:: Entries supplied ::

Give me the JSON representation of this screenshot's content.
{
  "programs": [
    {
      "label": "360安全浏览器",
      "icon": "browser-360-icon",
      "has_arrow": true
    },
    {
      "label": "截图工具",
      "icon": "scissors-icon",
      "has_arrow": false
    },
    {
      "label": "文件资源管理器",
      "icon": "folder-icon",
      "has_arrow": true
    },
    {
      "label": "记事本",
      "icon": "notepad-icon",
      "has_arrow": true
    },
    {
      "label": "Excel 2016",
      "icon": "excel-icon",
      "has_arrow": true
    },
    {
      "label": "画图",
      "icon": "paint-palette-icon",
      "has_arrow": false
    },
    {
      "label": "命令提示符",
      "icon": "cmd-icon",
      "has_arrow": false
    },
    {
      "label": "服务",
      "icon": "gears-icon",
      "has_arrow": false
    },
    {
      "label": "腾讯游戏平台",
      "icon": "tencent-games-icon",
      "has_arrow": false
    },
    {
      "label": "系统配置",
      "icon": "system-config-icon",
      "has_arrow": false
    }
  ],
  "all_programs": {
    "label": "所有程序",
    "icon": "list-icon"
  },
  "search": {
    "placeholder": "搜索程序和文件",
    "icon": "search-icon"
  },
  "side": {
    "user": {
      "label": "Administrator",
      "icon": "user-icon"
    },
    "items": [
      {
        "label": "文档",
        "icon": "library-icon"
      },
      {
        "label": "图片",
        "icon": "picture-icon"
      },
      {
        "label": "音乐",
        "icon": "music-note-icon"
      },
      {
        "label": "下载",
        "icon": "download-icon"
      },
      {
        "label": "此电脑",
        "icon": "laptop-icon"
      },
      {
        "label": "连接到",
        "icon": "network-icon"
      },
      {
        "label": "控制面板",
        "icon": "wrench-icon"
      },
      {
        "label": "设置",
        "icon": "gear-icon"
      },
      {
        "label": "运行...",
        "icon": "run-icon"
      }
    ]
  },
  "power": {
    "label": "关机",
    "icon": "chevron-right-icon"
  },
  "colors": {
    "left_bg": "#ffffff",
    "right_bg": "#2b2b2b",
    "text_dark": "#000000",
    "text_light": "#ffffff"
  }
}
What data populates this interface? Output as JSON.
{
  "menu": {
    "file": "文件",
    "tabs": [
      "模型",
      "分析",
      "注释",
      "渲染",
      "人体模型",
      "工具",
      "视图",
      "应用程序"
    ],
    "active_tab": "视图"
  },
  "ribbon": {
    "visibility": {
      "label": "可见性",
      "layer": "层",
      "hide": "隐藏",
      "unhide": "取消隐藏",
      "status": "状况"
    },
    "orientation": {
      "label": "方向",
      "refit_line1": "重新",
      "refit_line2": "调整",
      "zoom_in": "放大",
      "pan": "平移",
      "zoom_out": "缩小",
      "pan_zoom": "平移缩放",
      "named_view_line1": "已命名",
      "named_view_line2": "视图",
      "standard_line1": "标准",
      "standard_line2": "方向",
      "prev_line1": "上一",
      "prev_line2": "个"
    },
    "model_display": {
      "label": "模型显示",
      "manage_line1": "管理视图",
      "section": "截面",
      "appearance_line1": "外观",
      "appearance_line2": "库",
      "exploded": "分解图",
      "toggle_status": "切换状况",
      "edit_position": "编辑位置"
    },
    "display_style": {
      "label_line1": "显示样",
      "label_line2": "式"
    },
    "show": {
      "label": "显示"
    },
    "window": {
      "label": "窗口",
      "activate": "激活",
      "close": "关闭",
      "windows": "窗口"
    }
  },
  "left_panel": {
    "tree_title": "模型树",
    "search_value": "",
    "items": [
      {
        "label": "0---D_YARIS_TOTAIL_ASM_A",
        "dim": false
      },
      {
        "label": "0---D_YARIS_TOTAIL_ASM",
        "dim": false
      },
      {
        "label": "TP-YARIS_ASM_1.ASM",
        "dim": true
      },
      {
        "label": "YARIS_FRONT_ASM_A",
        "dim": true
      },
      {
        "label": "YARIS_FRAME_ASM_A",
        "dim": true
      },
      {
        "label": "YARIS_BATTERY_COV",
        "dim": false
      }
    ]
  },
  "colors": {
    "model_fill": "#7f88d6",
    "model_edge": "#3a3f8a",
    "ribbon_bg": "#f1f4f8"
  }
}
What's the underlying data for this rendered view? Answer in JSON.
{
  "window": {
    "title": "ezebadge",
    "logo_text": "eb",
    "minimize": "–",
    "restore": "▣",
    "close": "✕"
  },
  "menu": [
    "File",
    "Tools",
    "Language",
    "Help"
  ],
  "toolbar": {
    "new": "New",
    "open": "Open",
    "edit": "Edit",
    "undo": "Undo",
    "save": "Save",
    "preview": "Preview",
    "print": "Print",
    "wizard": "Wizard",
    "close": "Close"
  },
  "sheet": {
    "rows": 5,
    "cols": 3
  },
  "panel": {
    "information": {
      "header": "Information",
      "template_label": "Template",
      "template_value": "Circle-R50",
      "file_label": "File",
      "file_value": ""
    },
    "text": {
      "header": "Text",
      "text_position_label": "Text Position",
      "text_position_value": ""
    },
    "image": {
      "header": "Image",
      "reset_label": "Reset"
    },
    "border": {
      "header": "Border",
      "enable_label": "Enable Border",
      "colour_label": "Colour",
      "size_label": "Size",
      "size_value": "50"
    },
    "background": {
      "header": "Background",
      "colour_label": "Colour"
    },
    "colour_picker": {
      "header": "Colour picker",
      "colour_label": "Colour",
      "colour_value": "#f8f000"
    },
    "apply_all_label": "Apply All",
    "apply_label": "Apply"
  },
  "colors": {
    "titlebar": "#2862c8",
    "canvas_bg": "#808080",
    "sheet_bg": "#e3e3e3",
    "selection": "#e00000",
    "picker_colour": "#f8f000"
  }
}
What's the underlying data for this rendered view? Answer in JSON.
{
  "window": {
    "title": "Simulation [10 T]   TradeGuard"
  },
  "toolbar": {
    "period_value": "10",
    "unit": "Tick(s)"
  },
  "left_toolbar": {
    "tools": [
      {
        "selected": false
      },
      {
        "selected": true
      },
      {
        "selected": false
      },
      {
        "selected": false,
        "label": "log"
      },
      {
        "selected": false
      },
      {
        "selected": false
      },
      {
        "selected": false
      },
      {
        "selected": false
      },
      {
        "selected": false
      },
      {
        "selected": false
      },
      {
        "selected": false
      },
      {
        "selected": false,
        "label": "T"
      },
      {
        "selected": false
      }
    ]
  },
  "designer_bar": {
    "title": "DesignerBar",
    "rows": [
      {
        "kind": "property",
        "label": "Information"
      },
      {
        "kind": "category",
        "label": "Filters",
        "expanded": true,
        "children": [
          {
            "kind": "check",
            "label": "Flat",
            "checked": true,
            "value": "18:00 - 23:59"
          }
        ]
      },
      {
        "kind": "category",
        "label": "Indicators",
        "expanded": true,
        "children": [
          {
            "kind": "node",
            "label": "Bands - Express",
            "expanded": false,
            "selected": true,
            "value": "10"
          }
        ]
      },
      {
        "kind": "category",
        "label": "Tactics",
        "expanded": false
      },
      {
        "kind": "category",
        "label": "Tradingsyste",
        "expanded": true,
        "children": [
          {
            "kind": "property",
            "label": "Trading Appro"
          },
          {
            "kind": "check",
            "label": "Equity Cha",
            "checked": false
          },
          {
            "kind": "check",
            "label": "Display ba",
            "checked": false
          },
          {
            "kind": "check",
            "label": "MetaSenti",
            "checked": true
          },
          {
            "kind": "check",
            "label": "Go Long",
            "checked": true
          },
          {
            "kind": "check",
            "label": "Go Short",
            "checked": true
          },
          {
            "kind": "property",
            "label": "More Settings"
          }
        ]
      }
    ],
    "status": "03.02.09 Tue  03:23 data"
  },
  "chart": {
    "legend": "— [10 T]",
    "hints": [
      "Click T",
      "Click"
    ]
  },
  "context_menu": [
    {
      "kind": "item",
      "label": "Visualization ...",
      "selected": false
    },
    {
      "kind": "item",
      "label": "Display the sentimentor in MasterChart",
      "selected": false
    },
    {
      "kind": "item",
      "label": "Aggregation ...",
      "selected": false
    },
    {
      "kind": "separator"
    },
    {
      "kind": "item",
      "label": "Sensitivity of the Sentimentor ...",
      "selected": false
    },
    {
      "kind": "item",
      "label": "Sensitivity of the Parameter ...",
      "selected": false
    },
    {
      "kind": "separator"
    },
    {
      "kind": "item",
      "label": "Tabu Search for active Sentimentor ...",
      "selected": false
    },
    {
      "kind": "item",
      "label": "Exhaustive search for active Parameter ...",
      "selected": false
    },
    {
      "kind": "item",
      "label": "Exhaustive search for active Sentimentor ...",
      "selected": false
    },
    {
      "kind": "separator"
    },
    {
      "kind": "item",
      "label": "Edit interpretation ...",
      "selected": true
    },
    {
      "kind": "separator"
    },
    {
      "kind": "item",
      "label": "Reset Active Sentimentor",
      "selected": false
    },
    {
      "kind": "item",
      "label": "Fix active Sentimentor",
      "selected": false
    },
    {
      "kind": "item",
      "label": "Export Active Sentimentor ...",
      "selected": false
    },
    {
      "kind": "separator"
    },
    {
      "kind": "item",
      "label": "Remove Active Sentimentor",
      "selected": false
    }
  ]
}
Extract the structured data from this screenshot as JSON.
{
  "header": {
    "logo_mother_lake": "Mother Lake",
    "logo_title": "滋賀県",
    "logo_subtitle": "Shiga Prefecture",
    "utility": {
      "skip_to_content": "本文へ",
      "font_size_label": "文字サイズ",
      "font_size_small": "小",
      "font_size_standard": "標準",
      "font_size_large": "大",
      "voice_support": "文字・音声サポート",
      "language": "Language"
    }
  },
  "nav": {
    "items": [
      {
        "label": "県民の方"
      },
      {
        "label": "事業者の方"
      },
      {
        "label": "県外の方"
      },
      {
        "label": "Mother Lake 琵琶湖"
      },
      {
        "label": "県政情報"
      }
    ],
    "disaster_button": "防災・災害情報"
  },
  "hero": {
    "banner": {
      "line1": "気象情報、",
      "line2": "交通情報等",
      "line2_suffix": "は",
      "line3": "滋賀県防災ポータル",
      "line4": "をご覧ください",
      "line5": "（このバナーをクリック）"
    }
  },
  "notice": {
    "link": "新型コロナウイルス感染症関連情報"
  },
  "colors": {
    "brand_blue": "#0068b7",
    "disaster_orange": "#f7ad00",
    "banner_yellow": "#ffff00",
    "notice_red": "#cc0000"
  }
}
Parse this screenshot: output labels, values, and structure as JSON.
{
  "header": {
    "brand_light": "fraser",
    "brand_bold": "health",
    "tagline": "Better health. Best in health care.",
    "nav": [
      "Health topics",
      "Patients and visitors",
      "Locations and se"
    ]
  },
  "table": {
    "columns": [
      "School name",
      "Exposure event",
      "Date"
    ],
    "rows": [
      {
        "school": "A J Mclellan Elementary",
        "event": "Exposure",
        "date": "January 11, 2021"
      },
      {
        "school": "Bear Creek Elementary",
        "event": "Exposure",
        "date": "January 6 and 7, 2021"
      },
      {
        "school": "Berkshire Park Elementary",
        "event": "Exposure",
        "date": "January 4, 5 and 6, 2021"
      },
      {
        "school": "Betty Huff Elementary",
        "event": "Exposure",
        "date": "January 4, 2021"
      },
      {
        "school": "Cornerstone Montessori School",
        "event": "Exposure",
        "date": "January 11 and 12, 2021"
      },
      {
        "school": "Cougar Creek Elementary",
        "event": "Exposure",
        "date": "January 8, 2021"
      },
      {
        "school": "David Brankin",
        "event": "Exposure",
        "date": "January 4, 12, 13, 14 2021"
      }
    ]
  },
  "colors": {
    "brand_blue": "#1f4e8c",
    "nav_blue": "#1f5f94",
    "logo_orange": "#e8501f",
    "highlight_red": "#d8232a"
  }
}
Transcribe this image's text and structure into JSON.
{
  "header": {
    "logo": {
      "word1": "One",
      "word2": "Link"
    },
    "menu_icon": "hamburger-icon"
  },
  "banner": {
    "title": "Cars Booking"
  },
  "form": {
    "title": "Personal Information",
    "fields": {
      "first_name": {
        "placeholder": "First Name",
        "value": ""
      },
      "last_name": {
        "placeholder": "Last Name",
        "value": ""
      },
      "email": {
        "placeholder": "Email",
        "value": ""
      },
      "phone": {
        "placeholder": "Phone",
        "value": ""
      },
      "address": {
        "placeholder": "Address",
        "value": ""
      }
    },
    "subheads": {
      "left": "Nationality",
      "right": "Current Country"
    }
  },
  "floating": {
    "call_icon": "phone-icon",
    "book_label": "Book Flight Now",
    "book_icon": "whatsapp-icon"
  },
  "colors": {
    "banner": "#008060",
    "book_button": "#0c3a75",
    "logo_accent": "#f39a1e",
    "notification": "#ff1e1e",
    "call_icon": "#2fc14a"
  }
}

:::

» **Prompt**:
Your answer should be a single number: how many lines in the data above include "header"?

» **Solution**:
9